:: Task directions ::
Say how many lines of the entries below include "selecting", giving nothing but that number.
Information given below:
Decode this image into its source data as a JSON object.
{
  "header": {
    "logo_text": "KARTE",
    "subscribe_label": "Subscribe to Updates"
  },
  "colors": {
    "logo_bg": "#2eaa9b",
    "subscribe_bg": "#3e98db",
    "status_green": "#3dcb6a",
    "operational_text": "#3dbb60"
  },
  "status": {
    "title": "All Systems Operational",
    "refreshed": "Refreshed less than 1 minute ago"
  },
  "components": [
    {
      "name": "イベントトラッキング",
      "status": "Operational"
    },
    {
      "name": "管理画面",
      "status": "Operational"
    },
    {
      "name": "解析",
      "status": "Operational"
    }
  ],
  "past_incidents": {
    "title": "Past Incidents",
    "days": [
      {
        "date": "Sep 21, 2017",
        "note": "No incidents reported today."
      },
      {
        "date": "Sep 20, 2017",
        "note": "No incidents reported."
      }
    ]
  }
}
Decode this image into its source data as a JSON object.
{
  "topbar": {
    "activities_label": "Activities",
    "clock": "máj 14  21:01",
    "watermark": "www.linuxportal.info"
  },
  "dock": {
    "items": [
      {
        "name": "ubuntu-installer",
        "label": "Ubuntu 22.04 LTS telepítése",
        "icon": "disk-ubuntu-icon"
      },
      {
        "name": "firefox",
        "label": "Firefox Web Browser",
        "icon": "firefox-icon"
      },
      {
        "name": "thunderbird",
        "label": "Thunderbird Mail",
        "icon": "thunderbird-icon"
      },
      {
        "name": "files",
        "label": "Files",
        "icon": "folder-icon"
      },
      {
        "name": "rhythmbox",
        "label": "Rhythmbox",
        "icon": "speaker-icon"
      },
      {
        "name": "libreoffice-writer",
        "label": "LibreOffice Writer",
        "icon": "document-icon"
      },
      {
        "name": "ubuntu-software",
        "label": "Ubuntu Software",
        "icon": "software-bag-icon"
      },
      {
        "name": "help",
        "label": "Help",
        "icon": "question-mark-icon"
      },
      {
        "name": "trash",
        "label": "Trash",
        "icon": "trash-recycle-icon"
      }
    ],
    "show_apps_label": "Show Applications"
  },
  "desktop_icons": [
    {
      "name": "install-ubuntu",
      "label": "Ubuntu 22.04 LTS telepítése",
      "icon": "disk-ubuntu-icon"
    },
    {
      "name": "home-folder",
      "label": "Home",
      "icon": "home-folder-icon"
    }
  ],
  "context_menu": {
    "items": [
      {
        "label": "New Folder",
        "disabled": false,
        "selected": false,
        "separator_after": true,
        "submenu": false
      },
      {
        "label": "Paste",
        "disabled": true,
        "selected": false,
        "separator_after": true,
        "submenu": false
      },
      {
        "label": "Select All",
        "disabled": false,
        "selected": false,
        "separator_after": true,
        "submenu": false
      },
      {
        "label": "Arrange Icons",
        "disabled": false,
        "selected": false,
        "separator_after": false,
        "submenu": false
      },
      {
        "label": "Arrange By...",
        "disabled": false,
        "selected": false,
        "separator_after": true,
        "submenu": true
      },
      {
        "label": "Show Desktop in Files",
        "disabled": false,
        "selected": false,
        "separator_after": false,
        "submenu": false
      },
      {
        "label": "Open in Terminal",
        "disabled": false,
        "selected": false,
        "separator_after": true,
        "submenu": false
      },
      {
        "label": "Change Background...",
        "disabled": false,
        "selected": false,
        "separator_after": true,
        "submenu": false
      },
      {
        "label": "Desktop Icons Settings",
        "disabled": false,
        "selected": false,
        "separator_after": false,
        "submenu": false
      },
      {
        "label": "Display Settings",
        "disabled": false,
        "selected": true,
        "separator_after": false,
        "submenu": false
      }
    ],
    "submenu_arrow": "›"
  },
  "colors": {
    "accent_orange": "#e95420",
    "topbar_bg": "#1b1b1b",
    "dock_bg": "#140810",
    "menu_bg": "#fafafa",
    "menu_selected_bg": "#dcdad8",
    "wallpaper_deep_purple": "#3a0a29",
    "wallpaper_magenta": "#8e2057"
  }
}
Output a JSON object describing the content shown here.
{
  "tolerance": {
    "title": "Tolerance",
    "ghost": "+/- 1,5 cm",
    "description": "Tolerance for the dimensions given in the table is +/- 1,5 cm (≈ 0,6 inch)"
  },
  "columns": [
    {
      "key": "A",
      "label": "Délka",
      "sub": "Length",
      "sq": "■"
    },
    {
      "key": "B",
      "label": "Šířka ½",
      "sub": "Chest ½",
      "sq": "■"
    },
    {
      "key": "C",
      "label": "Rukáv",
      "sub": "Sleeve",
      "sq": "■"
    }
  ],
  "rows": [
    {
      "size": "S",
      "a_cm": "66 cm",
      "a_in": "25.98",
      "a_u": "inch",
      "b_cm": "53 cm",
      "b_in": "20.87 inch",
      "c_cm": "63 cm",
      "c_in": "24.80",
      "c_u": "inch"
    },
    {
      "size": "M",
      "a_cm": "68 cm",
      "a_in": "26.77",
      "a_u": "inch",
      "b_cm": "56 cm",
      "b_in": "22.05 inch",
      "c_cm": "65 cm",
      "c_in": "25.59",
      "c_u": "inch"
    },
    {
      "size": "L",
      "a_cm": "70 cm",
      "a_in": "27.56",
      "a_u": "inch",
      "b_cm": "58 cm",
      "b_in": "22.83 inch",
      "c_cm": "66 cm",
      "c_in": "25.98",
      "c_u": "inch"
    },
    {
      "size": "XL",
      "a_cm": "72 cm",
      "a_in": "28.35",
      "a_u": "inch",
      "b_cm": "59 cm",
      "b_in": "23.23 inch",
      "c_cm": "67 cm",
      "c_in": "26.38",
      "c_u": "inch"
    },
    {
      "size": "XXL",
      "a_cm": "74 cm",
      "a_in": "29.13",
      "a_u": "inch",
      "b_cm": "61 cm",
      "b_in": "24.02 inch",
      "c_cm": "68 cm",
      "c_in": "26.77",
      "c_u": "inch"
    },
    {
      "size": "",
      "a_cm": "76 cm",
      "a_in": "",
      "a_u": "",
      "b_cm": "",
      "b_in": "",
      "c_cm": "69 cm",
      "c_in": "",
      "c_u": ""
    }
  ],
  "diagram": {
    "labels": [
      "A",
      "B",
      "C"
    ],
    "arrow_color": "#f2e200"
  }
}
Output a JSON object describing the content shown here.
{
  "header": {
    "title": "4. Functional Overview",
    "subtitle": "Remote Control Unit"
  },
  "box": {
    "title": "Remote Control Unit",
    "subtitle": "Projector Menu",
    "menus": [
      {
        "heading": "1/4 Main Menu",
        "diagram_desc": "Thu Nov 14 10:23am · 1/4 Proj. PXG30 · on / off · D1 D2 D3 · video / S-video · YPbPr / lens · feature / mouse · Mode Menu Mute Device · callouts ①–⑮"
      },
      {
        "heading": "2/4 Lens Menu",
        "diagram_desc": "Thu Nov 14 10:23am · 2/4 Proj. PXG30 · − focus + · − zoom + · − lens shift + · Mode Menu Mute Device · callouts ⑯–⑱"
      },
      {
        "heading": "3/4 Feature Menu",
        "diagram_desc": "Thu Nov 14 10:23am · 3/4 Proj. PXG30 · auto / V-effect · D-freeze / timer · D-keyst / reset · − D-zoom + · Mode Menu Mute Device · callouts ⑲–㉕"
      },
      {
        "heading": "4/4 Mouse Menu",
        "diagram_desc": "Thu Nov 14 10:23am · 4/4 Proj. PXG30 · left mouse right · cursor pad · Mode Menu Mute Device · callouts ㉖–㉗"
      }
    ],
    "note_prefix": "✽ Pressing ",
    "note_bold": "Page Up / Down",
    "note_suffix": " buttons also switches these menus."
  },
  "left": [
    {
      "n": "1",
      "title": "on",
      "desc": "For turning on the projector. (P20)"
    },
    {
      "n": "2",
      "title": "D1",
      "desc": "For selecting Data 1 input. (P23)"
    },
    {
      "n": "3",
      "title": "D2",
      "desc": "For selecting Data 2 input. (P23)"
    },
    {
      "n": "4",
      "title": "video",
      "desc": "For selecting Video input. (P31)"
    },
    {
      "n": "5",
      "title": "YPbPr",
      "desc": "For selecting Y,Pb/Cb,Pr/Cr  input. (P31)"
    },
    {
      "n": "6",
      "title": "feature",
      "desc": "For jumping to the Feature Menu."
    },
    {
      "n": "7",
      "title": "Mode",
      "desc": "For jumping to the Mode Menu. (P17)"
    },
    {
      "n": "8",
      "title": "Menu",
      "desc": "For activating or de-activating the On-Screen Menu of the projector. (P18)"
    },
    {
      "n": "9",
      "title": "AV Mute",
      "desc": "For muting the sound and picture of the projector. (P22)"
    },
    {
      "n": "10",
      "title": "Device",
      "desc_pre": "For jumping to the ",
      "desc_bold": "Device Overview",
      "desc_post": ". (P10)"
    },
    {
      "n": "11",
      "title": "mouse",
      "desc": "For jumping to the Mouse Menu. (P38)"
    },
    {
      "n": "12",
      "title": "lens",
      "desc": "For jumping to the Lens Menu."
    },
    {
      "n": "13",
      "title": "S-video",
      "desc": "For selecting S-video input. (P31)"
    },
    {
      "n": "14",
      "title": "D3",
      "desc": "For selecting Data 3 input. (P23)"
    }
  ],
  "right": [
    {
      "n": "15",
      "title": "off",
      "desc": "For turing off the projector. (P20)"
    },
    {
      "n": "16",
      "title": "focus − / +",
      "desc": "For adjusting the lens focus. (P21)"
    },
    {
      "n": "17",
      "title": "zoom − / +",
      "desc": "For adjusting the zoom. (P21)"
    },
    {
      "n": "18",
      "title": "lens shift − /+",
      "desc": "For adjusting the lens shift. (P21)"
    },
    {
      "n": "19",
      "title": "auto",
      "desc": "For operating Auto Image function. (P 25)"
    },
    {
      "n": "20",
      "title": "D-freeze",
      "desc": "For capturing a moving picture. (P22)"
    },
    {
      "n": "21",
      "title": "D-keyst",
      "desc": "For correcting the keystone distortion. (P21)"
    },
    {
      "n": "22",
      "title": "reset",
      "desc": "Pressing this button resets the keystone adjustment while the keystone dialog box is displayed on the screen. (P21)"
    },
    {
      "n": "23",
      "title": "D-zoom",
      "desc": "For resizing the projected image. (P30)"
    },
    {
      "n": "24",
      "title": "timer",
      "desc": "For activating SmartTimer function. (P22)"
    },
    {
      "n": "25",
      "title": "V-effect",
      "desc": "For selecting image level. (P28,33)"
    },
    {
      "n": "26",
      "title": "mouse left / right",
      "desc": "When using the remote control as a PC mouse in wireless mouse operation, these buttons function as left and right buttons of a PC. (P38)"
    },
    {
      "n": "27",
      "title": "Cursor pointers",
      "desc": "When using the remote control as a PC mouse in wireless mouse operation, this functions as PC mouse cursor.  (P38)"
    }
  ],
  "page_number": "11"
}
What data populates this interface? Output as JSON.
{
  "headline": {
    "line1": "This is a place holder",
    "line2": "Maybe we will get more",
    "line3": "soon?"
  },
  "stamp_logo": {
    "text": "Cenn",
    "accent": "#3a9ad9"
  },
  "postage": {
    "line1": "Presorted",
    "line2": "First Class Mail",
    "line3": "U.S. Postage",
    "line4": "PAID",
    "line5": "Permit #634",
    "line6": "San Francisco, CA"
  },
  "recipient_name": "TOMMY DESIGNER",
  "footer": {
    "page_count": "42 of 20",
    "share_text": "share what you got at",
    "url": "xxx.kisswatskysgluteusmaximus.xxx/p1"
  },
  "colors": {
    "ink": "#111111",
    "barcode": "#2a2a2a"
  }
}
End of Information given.
:: Written response ::
7